Created: 13 June 2012
From 1969 to 1970, Mike Close served a year-long tour of duty in Vietnam. Five months ago, he revisited the country for the first time since the war, in a trip that turned out to be as much about change as it was about memories.
When Mike and his wife Chris decided to make the trip together with a friend from Mike's unit, John Berend, and his wife Marjorie, they turned to Myths and Mountains, with whom the Closes had previously traveled to Peru. "If I'm going to do a trip to an out-of-the-way place, I'm not even going to talk to anyone besides Myths and Mountains," Mike says. "They really do this out-of-the-way stuff well."
Mike and John had both served as pilots in Vietnam's Central Highlands and wanted to revisit the places they had flown in and out of every day. For logistical reasons they decided to do the trip by car, so Myths and Mountains President Toni Neubauer - whom Mike calls "basically a walking encyclopedia of Vietnam" - laid out a clockwise itinerary starting in Saigon. She also booked one of Vietnam's best guides, Le Van Cuong, to accompany the group.
Unfortunately John and Marjorie had to cancel at the last minute, so Mike and Chris ended up making the trip alone. Early on, it became clear that Vietnam in 2012 was very different from 40 years ago.
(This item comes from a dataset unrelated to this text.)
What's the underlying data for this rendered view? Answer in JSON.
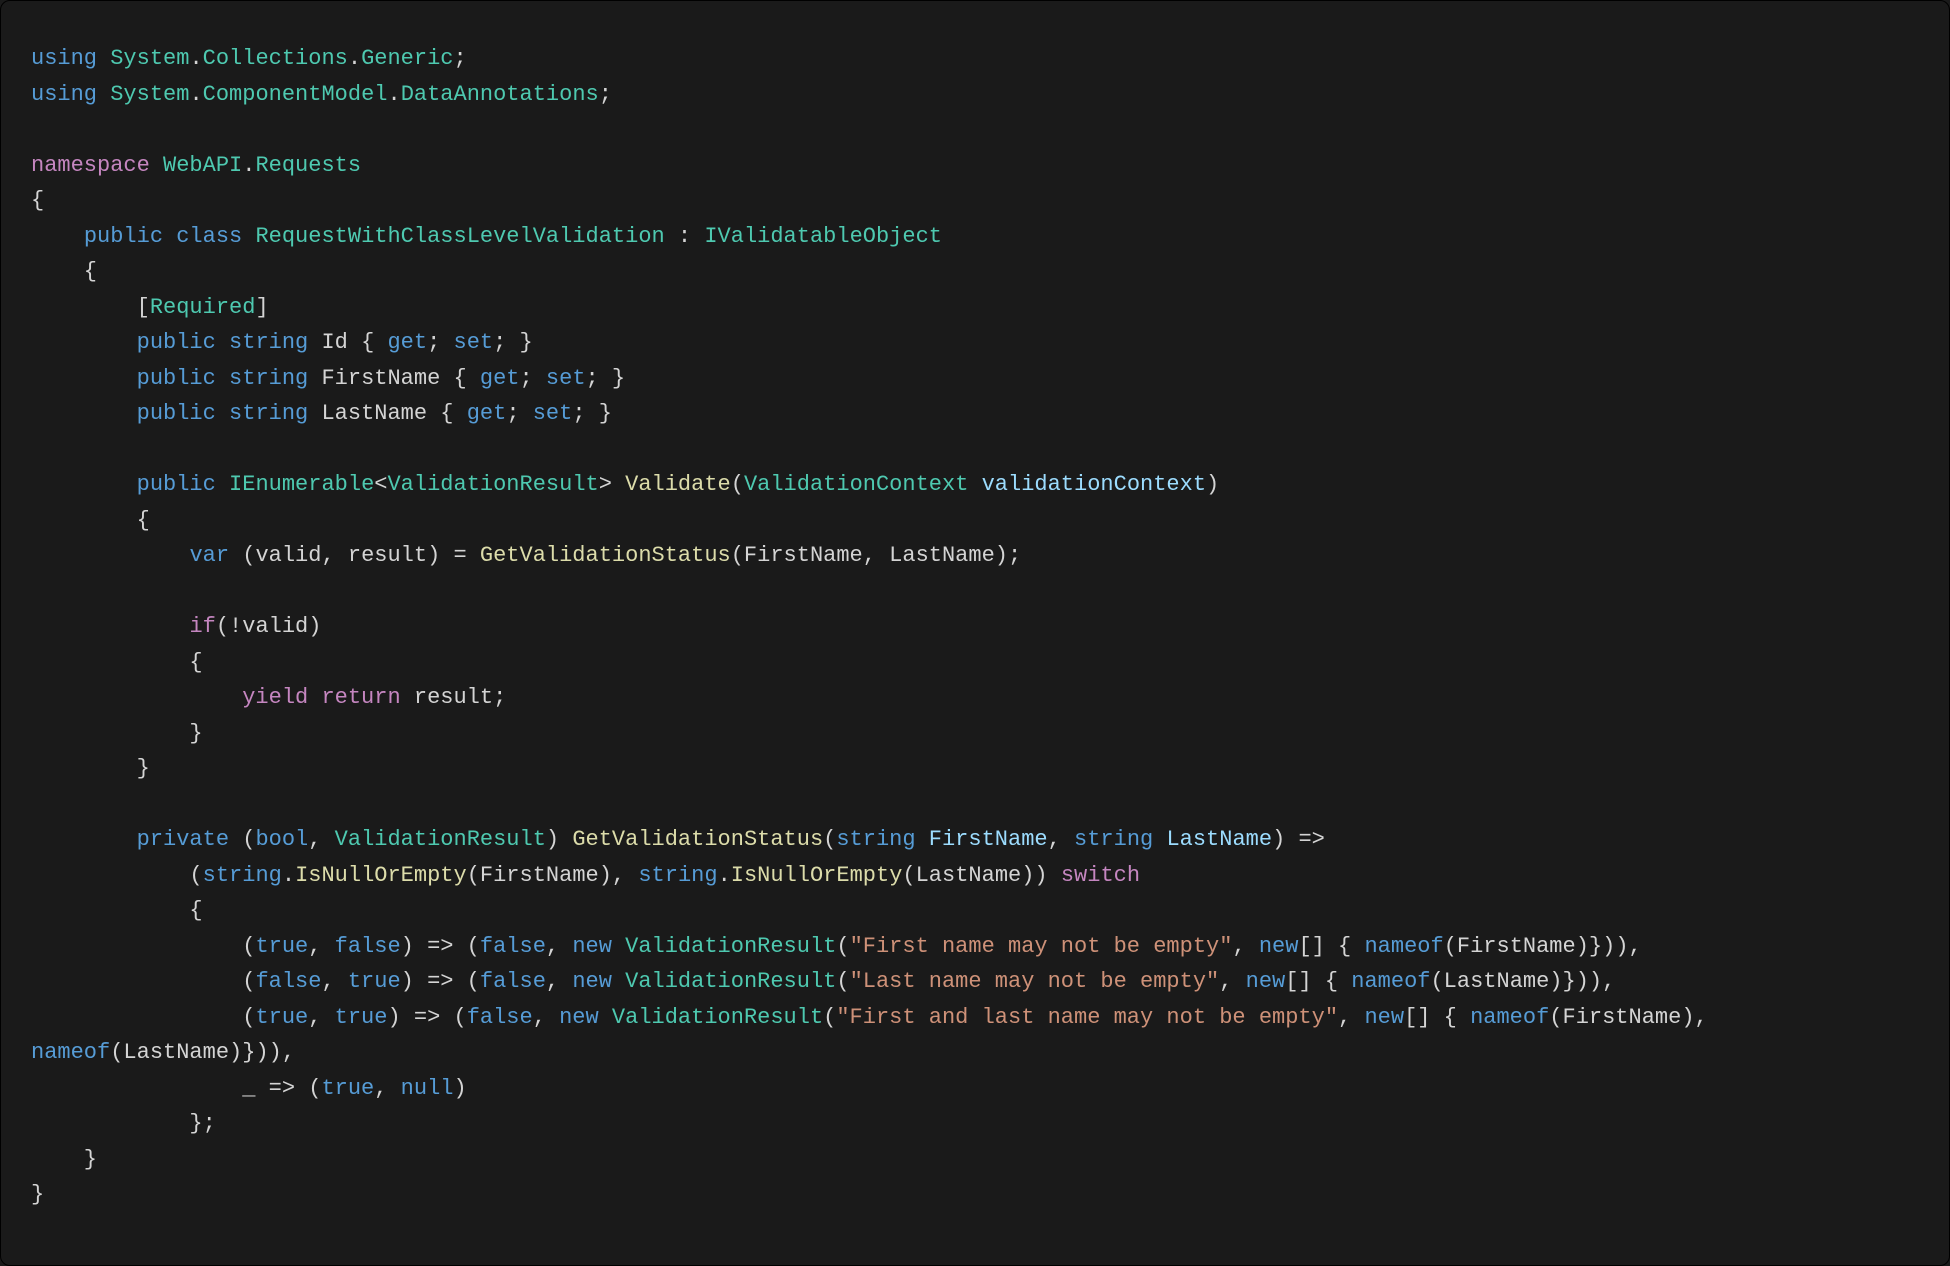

Dalat, part of the no-fire zone during the war, was "one of the prettiest cities I've ever seen," Mike says. Further north, Buon Ma Thuot saw some of the heaviest American bombing in the country. Now, "it's a thriving little city. There's not a sign of the war left."
The town of Pleiku, site of an American base during the war, had grown beyond recognition. "I lived in Pleiku for seven months and couldn't even find within a half a mile where I lived, it's changed so much," Mike says.